The Ethereum Improvement Proposal 1559 has restructured the network fee. The EIP-1559 splits the fee into base fees and tips awarded to the miners. The network then burns the base fee and removes the equivalent ETH moving it out of circulation. This ultimately creates a deflationary effect resulting in fewer and fewer Ethereum.

Ethereum 2.0 coming very soon

The wait for Ethereum 2.0 is likely to end this year. As per Ethereum co-founder and ConsenSys CEO Joseph Lubin, the Ethereum 2.0 launch can happen as early as Q2 2022. During this year’s Camp Ethereal, Lubin also said that the Proof-of-Stake (PoS) Ethereum 2.0 “Consensus Layer” will improve the network’s transaction speed while lowering costs. It “will lay to rest Ethereum’s carbon or energy footprint problem,” he added.

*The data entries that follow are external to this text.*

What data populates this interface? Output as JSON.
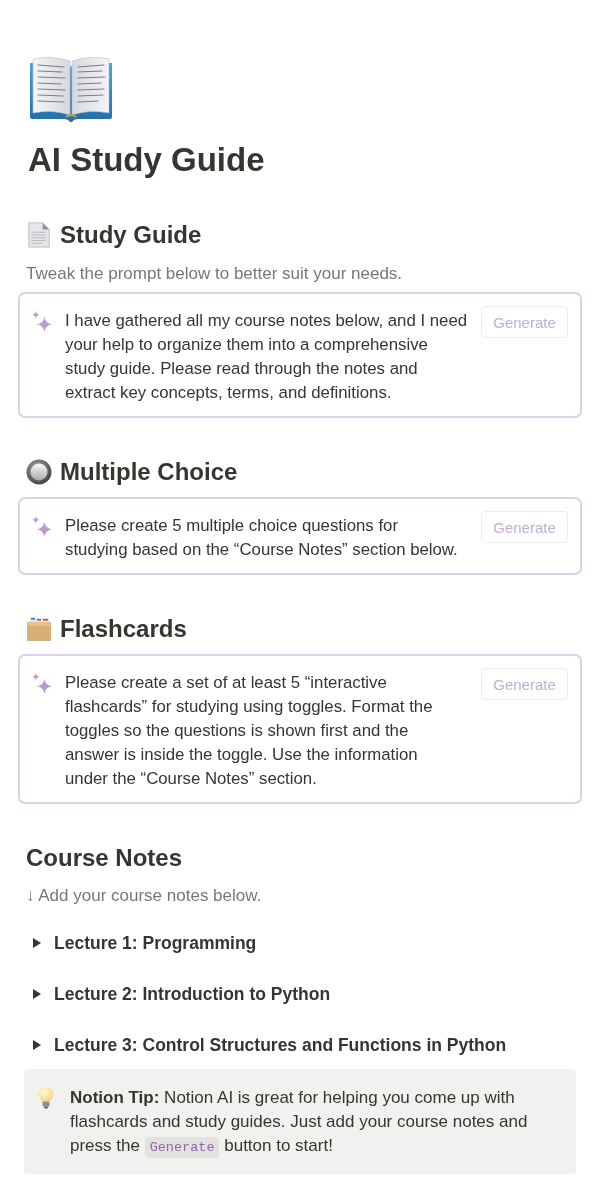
{
  "header": {
    "title": "AI Study Guide"
  },
  "sections": [
    {
      "heading": "Study Guide",
      "description": "Tweak the prompt below to better suit your needs.",
      "prompt": {
        "text": "I have gathered all my course notes below, and I need\nyour help to organize them into a comprehensive\nstudy guide. Please read through the notes and\nextract key concepts, terms, and definitions.",
        "button": "Generate"
      }
    },
    {
      "heading": "Multiple Choice",
      "prompt": {
        "text": "Please create 5 multiple choice questions for\nstudying based on the “Course Notes” section below.",
        "button": "Generate"
      }
    },
    {
      "heading": "Flashcards",
      "prompt": {
        "text": "Please create a set of at least 5 “interactive\nflashcards” for studying using toggles. Format the\ntoggles so the questions is shown first and the\nanswer is inside the toggle. Use the information\nunder the “Course Notes” section.",
        "button": "Generate"
      }
    }
  ],
  "course_notes": {
    "heading": "Course Notes",
    "hint": "↓ Add your course notes below.",
    "toggles": [
      {
        "label": "Lecture 1: Programming",
        "expanded": false
      },
      {
        "label": "Lecture 2: Introduction to Python",
        "expanded": false
      },
      {
        "label": "Lecture 3: Control Structures and Functions in Python",
        "expanded": false
      }
    ]
  },
  "callout": {
    "text": "**Notion Tip:** Notion AI is great for helping you come up with flashcards and study guides. Just add your course notes and press the",
    "code": "Generate",
    "text_end": "button to start!"
  }
}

The PoS mechanism of Ethereum 2.0 is certainly more environmental-friendly in comparison to the existing PoW network. Furthermore, it reduces the risk of a 51 percent attack on the network along with added security. Lubin explained:

Another exciting thing about moving to proof-of-stake is that proof-of-work requires a lot of issuance of ether [the term used to describe Ethereum the cryptocurrency rather than the network]in order to incentivize these people with heavy infrastructure, to lend their resources and validate transactions on the network. So if you have very light infrastructure, then you can issue much less ether per block that’s constructed.

On the other hand, Ether (ETH) has been showing strength recently with its price moving closer to $3,000 levels. Furthermore, there’s some fresh buying initiated by Ethereum whales. On-chain data provider Santiment noted:

Ethereum has surged back above $2,900 for the first time since March 2nd, and whale transactions are on the rise big time. Yesterday was the first day with over 7,000 $100k+ transactions on the $ETH network since the #war news broke.